(TO DO): Below are records; write all of them out exactly.

(GIVEN RECORDS):

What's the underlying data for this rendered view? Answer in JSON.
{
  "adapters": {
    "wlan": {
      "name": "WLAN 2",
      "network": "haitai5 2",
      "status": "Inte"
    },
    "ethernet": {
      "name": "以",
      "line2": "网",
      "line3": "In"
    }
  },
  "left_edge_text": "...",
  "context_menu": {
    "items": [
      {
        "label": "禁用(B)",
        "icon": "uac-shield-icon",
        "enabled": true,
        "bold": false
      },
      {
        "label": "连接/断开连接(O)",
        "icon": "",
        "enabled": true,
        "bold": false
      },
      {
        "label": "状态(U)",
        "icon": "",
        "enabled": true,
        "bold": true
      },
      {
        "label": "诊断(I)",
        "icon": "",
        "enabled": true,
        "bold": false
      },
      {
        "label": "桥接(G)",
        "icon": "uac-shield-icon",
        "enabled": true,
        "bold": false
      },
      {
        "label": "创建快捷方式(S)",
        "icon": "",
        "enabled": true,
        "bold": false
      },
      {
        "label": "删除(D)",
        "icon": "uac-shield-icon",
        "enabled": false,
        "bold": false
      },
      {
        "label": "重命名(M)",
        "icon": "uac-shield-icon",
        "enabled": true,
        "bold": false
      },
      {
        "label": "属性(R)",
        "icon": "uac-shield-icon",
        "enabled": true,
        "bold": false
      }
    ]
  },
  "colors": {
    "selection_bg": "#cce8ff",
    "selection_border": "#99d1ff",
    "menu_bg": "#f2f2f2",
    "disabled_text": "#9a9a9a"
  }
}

(YOUR SOLUTION):
What's the underlying data for this rendered view? Answer in JSON.
{
  "adapters": {
    "wlan": {
      "name": "WLAN 2",
      "network": "haitai5 2",
      "status": "Inte"
    },
    "ethernet": {
      "name": "以",
      "line2": "网",
      "line3": "In"
    }
  },
  "left_edge_text": "...",
  "context_menu": {
    "items": [
      {
        "label": "禁用(B)",
        "icon": "uac-shield-icon",
        "enabled": true,
        "bold": false
      },
      {
        "label": "连接/断开连接(O)",
        "icon": "",
        "enabled": true,
        "bold": false
      },
      {
        "label": "状态(U)",
        "icon": "",
        "enabled": true,
        "bold": true
      },
      {
        "label": "诊断(I)",
        "icon": "",
        "enabled": true,
        "bold": false
      },
      {
        "label": "桥接(G)",
        "icon": "uac-shield-icon",
        "enabled": true,
        "bold": false
      },
      {
        "label": "创建快捷方式(S)",
        "icon": "",
        "enabled": true,
        "bold": false
      },
      {
        "label": "删除(D)",
        "icon": "uac-shield-icon",
        "enabled": false,
        "bold": false
      },
      {
        "label": "重命名(M)",
        "icon": "uac-shield-icon",
        "enabled": true,
        "bold": false
      },
      {
        "label": "属性(R)",
        "icon": "uac-shield-icon",
        "enabled": true,
        "bold": false
      }
    ]
  },
  "colors": {
    "selection_bg": "#cce8ff",
    "selection_border": "#99d1ff",
    "menu_bg": "#f2f2f2",
    "disabled_text": "#9a9a9a"
  }
}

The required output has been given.